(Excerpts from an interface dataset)
++++++++

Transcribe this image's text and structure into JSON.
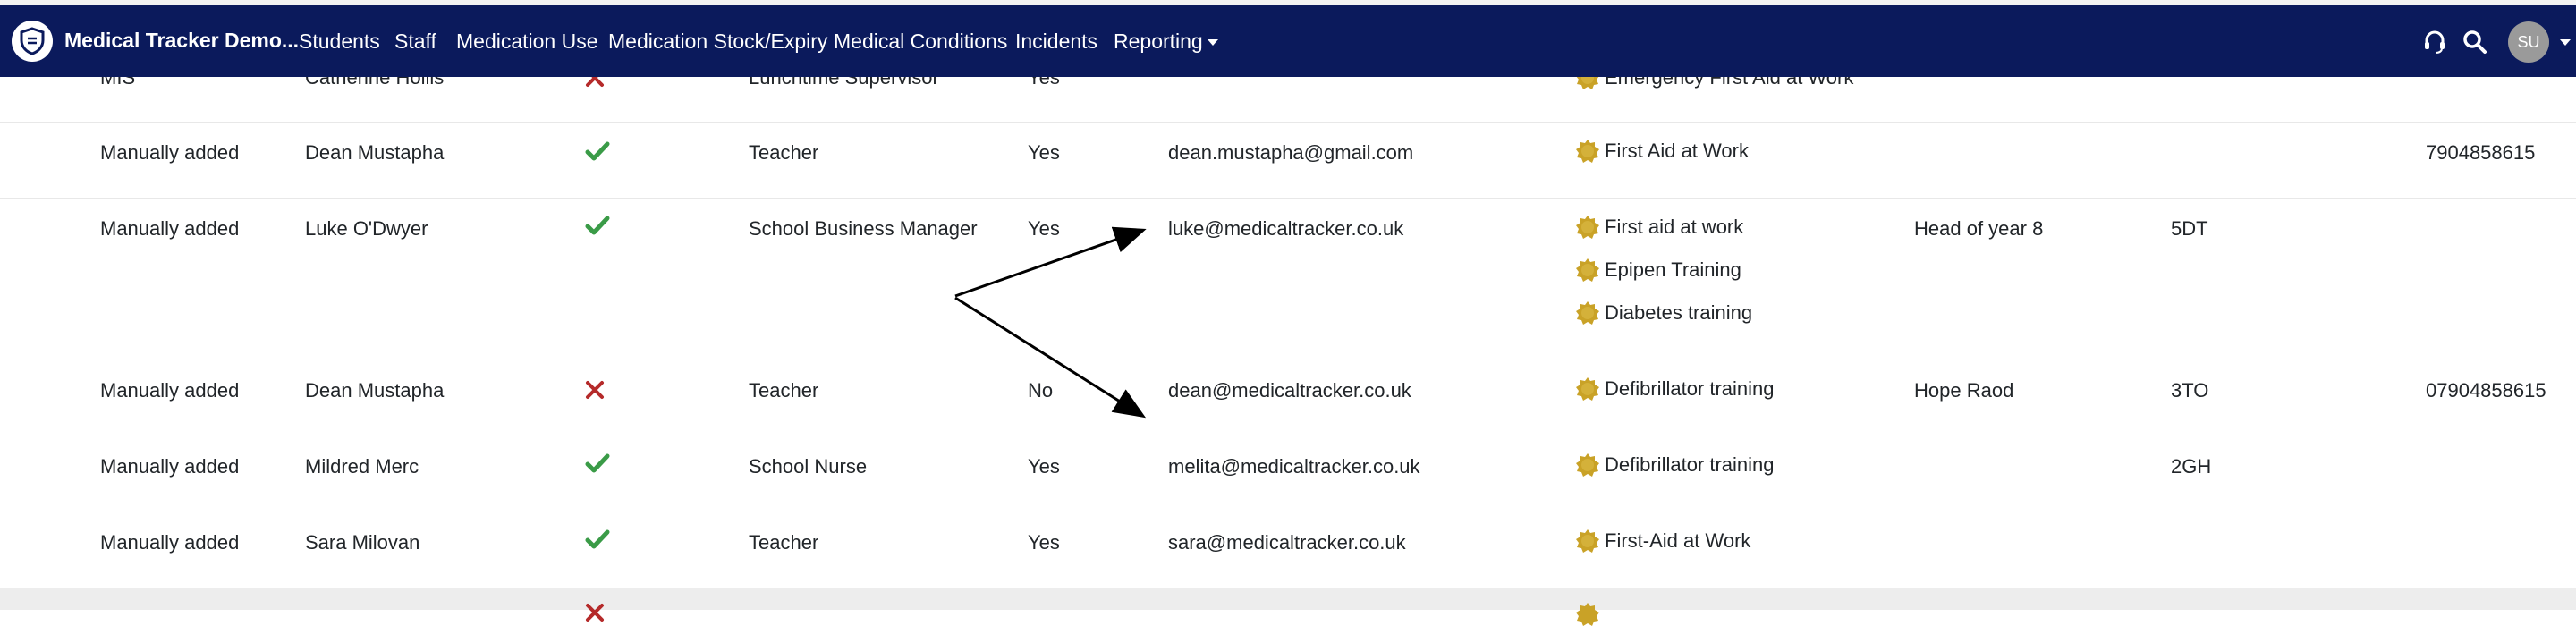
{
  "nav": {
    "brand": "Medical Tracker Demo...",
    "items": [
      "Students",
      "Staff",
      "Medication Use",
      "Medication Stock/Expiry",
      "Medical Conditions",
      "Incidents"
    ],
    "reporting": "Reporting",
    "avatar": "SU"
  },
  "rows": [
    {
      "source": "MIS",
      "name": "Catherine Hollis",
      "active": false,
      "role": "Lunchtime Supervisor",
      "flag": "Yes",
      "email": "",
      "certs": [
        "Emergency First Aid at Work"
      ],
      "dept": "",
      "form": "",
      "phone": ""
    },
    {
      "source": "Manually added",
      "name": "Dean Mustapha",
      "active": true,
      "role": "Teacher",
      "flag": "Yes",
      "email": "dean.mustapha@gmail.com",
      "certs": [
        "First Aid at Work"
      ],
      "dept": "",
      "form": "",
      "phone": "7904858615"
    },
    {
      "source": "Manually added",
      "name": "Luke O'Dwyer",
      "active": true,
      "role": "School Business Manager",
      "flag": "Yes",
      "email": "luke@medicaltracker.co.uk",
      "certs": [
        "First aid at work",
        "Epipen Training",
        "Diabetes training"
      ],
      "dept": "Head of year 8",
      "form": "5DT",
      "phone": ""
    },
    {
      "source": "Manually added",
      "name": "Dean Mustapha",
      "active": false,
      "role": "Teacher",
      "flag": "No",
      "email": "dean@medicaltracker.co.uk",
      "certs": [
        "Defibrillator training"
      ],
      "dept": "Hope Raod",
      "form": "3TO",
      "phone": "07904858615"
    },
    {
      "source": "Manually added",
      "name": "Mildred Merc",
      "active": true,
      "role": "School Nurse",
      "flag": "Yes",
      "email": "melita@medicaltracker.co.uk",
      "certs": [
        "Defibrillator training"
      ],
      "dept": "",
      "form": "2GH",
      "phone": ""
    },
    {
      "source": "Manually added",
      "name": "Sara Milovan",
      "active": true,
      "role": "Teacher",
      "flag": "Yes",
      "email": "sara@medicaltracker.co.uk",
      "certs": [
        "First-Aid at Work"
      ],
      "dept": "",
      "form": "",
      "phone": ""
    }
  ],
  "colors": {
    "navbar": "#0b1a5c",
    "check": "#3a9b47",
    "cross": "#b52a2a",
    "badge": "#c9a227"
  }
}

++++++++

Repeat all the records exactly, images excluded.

Transcribe this image's text and structure into JSON.
{
  "nav": {
    "brand": "Medical Tracker Demo...",
    "items": [
      "Students",
      "Staff",
      "Medication Use",
      "Medication Stock/Expiry",
      "Medical Conditions",
      "Incidents"
    ],
    "reporting": "Reporting",
    "avatar": "SU"
  },
  "rows": [
    {
      "source": "MIS",
      "name": "Catherine Hollis",
      "active": false,
      "role": "Lunchtime Supervisor",
      "flag": "Yes",
      "email": "",
      "certs": [
        "Emergency First Aid at Work"
      ],
      "dept": "",
      "form": "",
      "phone": ""
    },
    {
      "source": "Manually added",
      "name": "Dean Mustapha",
      "active": true,
      "role": "Teacher",
      "flag": "Yes",
      "email": "dean.mustapha@gmail.com",
      "certs": [
        "First Aid at Work"
      ],
      "dept": "",
      "form": "",
      "phone": "7904858615"
    },
    {
      "source": "Manually added",
      "name": "Luke O'Dwyer",
      "active": true,
      "role": "School Business Manager",
      "flag": "Yes",
      "email": "luke@medicaltracker.co.uk",
      "certs": [
        "First aid at work",
        "Epipen Training",
        "Diabetes training"
      ],
      "dept": "Head of year 8",
      "form": "5DT",
      "phone": ""
    },
    {
      "source": "Manually added",
      "name": "Dean Mustapha",
      "active": false,
      "role": "Teacher",
      "flag": "No",
      "email": "dean@medicaltracker.co.uk",
      "certs": [
        "Defibrillator training"
      ],
      "dept": "Hope Raod",
      "form": "3TO",
      "phone": "07904858615"
    },
    {
      "source": "Manually added",
      "name": "Mildred Merc",
      "active": true,
      "role": "School Nurse",
      "flag": "Yes",
      "email": "melita@medicaltracker.co.uk",
      "certs": [
        "Defibrillator training"
      ],
      "dept": "",
      "form": "2GH",
      "phone": ""
    },
    {
      "source": "Manually added",
      "name": "Sara Milovan",
      "active": true,
      "role": "Teacher",
      "flag": "Yes",
      "email": "sara@medicaltracker.co.uk",
      "certs": [
        "First-Aid at Work"
      ],
      "dept": "",
      "form": "",
      "phone": ""
    }
  ],
  "colors": {
    "navbar": "#0b1a5c",
    "check": "#3a9b47",
    "cross": "#b52a2a",
    "badge": "#c9a227"
  }
}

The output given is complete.